If you have a swollen and painful knee after a twisting injury you should strongly consider an examination by a Sports Medicine physician to evaluate your knee for an ACL tear.
Elizabeth Davies says
Very interesting read. I am recovering from a full ACL tear alongside a Meniscus tear, I had ACL reconstruction surgery with meniscus repair March 2016 and let me tell you, I do NOT want to experience this type of pain again. I can fully understand what you are talking and referring to about the ”pop” or ”snap” sensation in knee. I felt the loudest snap as if someone had snapped an elastic band in my ear and I remember falling like a sack of potatoes on the floor in agony and feeling extremely sick.
My injury occurred whilst playing tennis but had weakened my ACL previous years of kickboxing. Recovery is slow but you will get there (eventually….one hopes) and physical activity can be tough. I sometimes feel that I am 95 and not 35 years old when I get up and walk about due to stiffness and pain BUT it is improving.
Thank you Howard J Luks for the theory, was very interesting to read and was reader friendly.
Helen S says

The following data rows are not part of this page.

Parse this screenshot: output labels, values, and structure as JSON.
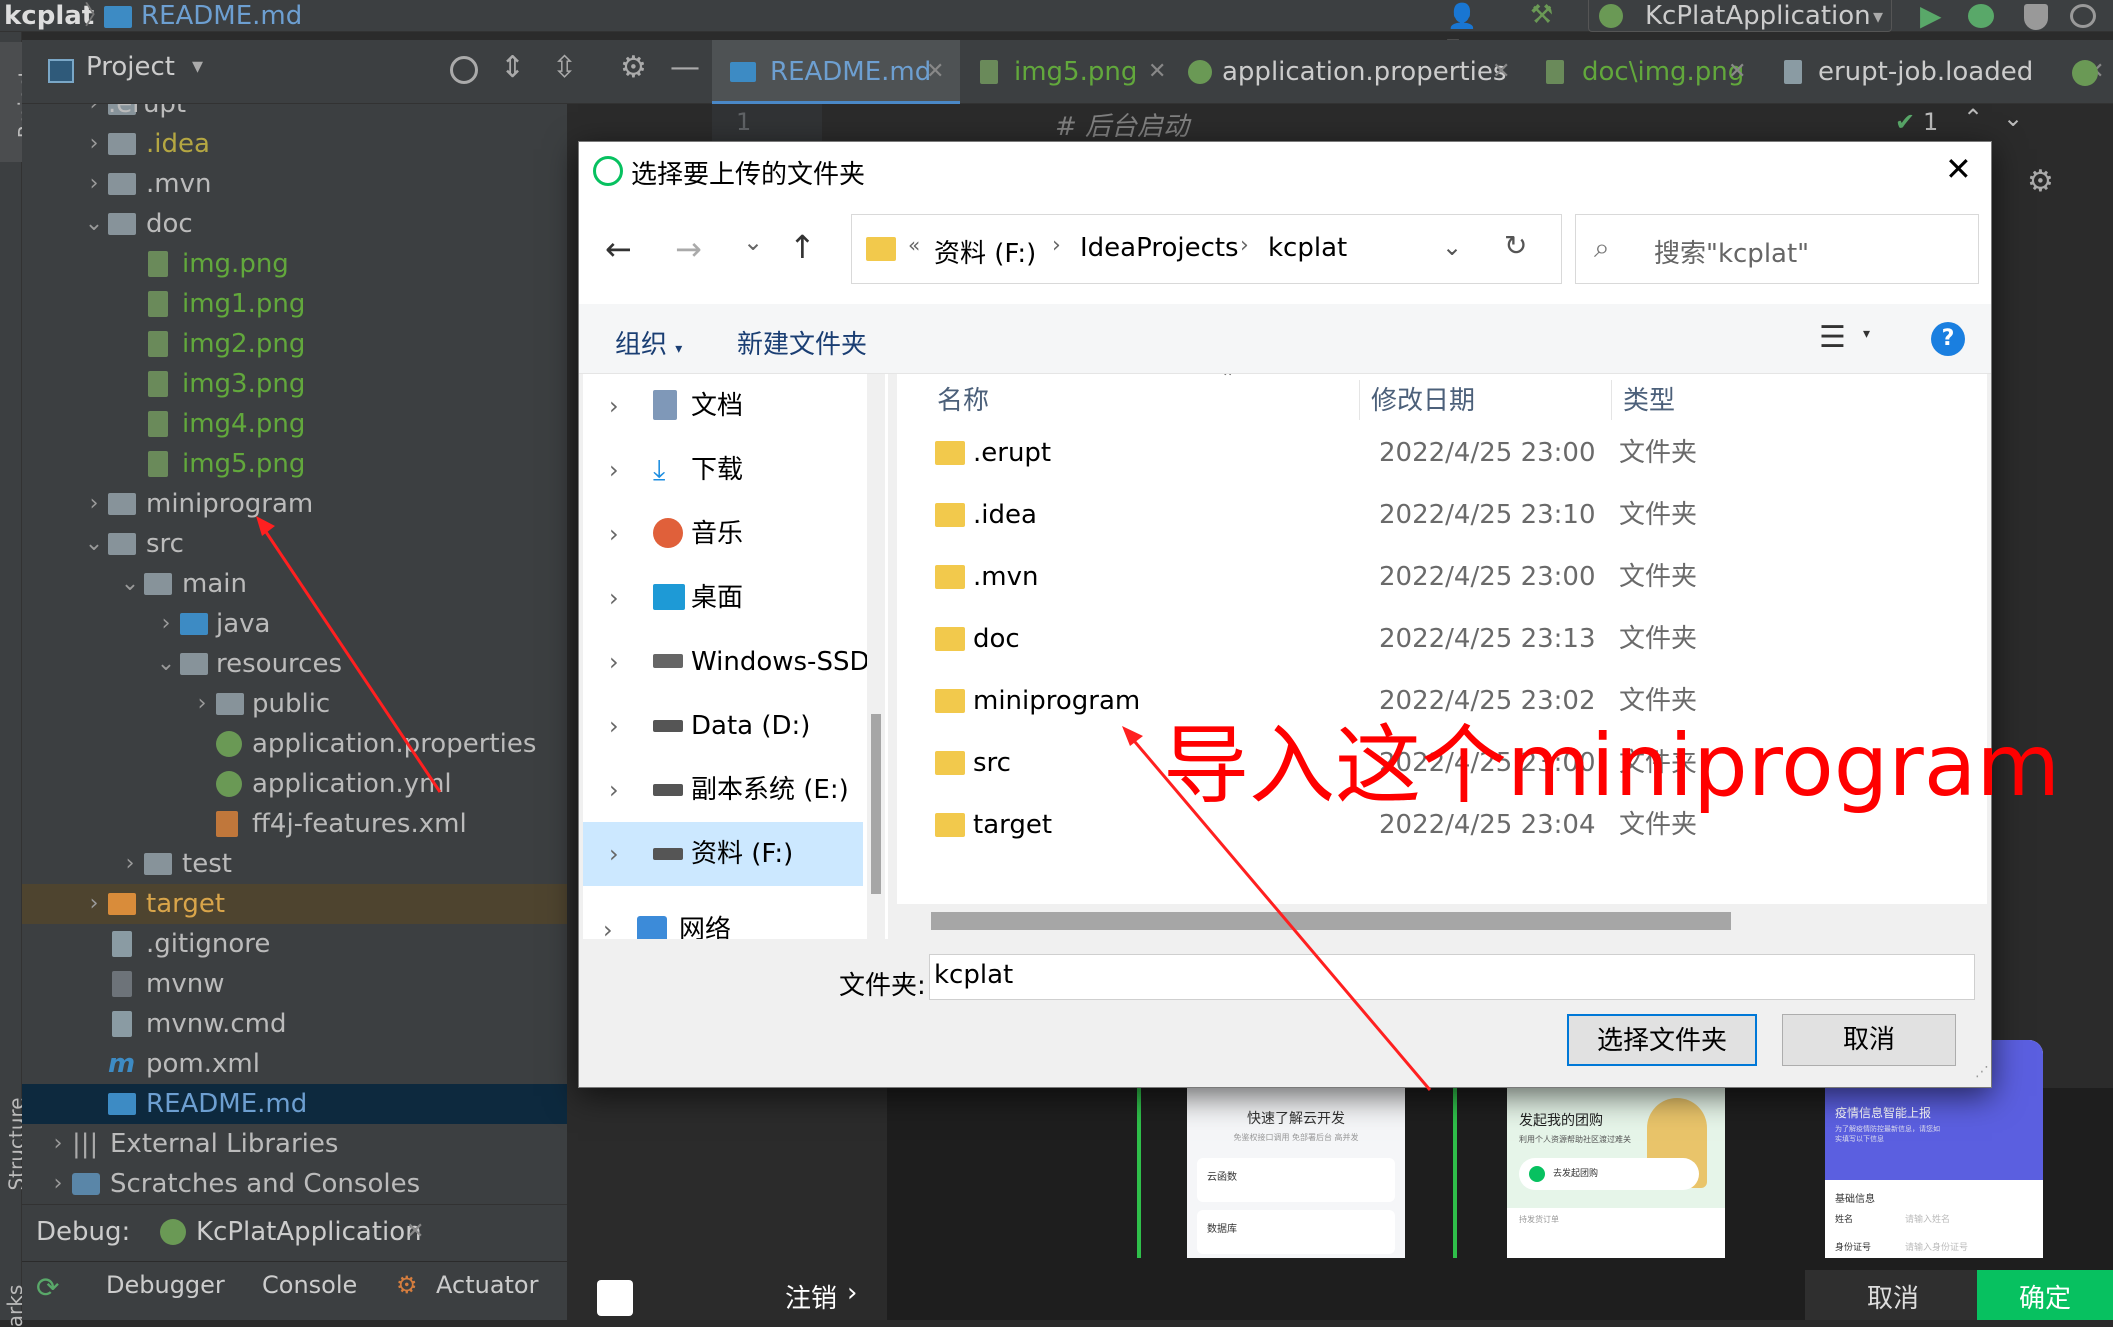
{
  "ide": {
    "top_bar": {
      "project_name": "kcplat",
      "open_file": "README.md",
      "run_config": "KcPlatApplication"
    },
    "side_labels": {
      "project": "Project",
      "structure": "Structure",
      "bookmarks": "arks"
    },
    "project_panel": {
      "title": "Project",
      "tree": [
        {
          "label": ".erupt",
          "type": "folder",
          "depth": 1,
          "expanded": false
        },
        {
          "label": ".idea",
          "type": "folder",
          "depth": 1,
          "expanded": false
        },
        {
          "label": ".mvn",
          "type": "folder",
          "depth": 1,
          "expanded": false
        },
        {
          "label": "doc",
          "type": "folder",
          "depth": 1,
          "expanded": true
        },
        {
          "label": "img.png",
          "type": "image",
          "depth": 2
        },
        {
          "label": "img1.png",
          "type": "image",
          "depth": 2
        },
        {
          "label": "img2.png",
          "type": "image",
          "depth": 2
        },
        {
          "label": "img3.png",
          "type": "image",
          "depth": 2
        },
        {
          "label": "img4.png",
          "type": "image",
          "depth": 2
        },
        {
          "label": "img5.png",
          "type": "image",
          "depth": 2
        },
        {
          "label": "miniprogram",
          "type": "folder",
          "depth": 1,
          "expanded": false
        },
        {
          "label": "src",
          "type": "folder",
          "depth": 1,
          "expanded": true
        },
        {
          "label": "main",
          "type": "folder",
          "depth": 2,
          "expanded": true
        },
        {
          "label": "java",
          "type": "folder-blue",
          "depth": 3,
          "expanded": false
        },
        {
          "label": "resources",
          "type": "folder",
          "depth": 3,
          "expanded": true
        },
        {
          "label": "public",
          "type": "folder",
          "depth": 4,
          "expanded": false
        },
        {
          "label": "application.properties",
          "type": "spring",
          "depth": 4
        },
        {
          "label": "application.yml",
          "type": "spring",
          "depth": 4
        },
        {
          "label": "ff4j-features.xml",
          "type": "xml",
          "depth": 4
        },
        {
          "label": "test",
          "type": "folder",
          "depth": 2,
          "expanded": false
        },
        {
          "label": "target",
          "type": "folder-orange",
          "depth": 1,
          "expanded": false
        },
        {
          "label": ".gitignore",
          "type": "file",
          "depth": 1
        },
        {
          "label": "mvnw",
          "type": "file",
          "depth": 1
        },
        {
          "label": "mvnw.cmd",
          "type": "file",
          "depth": 1
        },
        {
          "label": "pom.xml",
          "type": "maven",
          "depth": 1
        },
        {
          "label": "README.md",
          "type": "md",
          "depth": 1
        },
        {
          "label": "External Libraries",
          "type": "lib",
          "depth": 0,
          "expanded": false
        },
        {
          "label": "Scratches and Consoles",
          "type": "scratch",
          "depth": 0,
          "expanded": false
        }
      ]
    },
    "editor_tabs": [
      "README.md",
      "img5.png",
      "application.properties",
      "doc\\img.png",
      "erupt-job.loaded"
    ],
    "editor": {
      "line_number": "1",
      "line_text": "# 后台启动",
      "inspection_count": "1"
    },
    "debug": {
      "label": "Debug:",
      "config": "KcPlatApplication",
      "tabs": [
        "Debugger",
        "Console",
        "Actuator"
      ]
    },
    "preview": {
      "logout": "注销",
      "cancel": "取消",
      "confirm": "确定",
      "cards": [
        {
          "title": "快速了解云开发",
          "subtitle": "免鉴权接口调用 免部署后台 高并发",
          "items": [
            "云函数",
            "数据库"
          ]
        },
        {
          "title": "发起我的团购",
          "subtitle": "利用个人资源帮助社区渡过难关",
          "button": "去发起团购",
          "footer": "持发货订单"
        },
        {
          "title": "疫情信息智能上报",
          "subtitle": "为了解疫情防控最新信息，请您如实填写以下信息",
          "section": "基础信息",
          "fields": [
            "姓名",
            "身份证号"
          ],
          "placeholders": [
            "请输入姓名",
            "请输入身份证号"
          ]
        }
      ]
    },
    "annotation": "导入这个miniprogram"
  },
  "dialog": {
    "title": "选择要上传的文件夹",
    "breadcrumb": [
      "资料 (F:)",
      "IdeaProjects",
      "kcplat"
    ],
    "breadcrumb_prefix": "«",
    "search_placeholder": "搜索\"kcplat\"",
    "toolbar": {
      "organize": "组织",
      "new_folder": "新建文件夹"
    },
    "nav": [
      "文档",
      "下载",
      "音乐",
      "桌面",
      "Windows-SSD",
      "Data (D:)",
      "副本系统 (E:)",
      "资料 (F:)",
      "网络"
    ],
    "columns": {
      "name": "名称",
      "date": "修改日期",
      "type": "类型"
    },
    "files": [
      {
        "name": ".erupt",
        "date": "2022/4/25 23:00",
        "type": "文件夹"
      },
      {
        "name": ".idea",
        "date": "2022/4/25 23:10",
        "type": "文件夹"
      },
      {
        "name": ".mvn",
        "date": "2022/4/25 23:00",
        "type": "文件夹"
      },
      {
        "name": "doc",
        "date": "2022/4/25 23:13",
        "type": "文件夹"
      },
      {
        "name": "miniprogram",
        "date": "2022/4/25 23:02",
        "type": "文件夹"
      },
      {
        "name": "src",
        "date": "2022/4/25 23:00",
        "type": "文件夹"
      },
      {
        "name": "target",
        "date": "2022/4/25 23:04",
        "type": "文件夹"
      }
    ],
    "folder_label": "文件夹:",
    "folder_value": "kcplat",
    "select_button": "选择文件夹",
    "cancel_button": "取消"
  },
  "colors": {
    "ide_bg": "#2b2b2b",
    "panel_bg": "#3c3f41",
    "selection": "#0d293e",
    "annotation_red": "#ff0000",
    "dialog_bg": "#f0f0f0",
    "folder_yellow": "#f2c94c",
    "confirm_green": "#07c160"
  }
}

I had ACL surgery about a couple of months ago and I just got cleared to play again. But I haven’t got my ACL brace to play yet. I have a soccer game this Saturday and I was wondering if there was any way I could use the big post op brace to play just for this one time?
Howard J. Luks, MD says
Returning to play after an ACL reconstruction is a complex problem. Unless you completed a very in depth test of your agility, landing, and jumping skills which included a test for your core and pelvic stability then you may not actually be cleared to return. A brace, sadly offers no protection against a new tear. Your post-op brace will not protect you.
I would be interested in hearing your thoughts on combined ACL & Anterolateral Ligament reconstruction, because I just can’t find a lot of information out there about it. I tore my ACL the first time three years ago and had it reconstructed with hamstring autograft. Everything seemed to go well, and I started trying to work myself back into some running…only to have my knee lock up at one of my final post-op visits, which my doctor decided surgery was required for what ended up being a small medial meniscus tear. I rehabbed from that but noticed that my knee felt “loose” again and started to have occasional buckling episodes, swelling, etc. After rehabbing for nearly 8 months, I figured that was the new “normal” for my knee so I stepped back out onto the soccer field for the first time since I tore my ACL. I made it through two games before I planted on that leg to turn and I felt it shift and down I went- feeling the same pain and sensation that I did when I tore my ACL the first time -minus the pop. I decided to get a second, and then third opinion. In May had my third surgery in just over three years for now a torn Lateral Meniscus only to have the third doctor say that I need my ACL reconstructed again along with my ALL and that this is why I keep having these injuries and this fourth surgery will finally restore the rotational stability. This time around he wants to use patellar tendon autograft from the same knee for the ACL and a cadaver tendon for the ALL. My doctor could tell me about the surgery, but no one seems to be able to tell me much about the recovery and rehab other than “this is a new thing” and I hesitate going through this again without knowing more before going in. I’m only 27. I played collegiate soccer, I used to do triathlons, and I would love to be able to at least run again.
Howard J. Luks, MD says
We do not know enough about the ALL to know if we should or should not be reconstructing them. the vast majority of surgeons are not reconstructing the ALL at this time.
Good luck to you!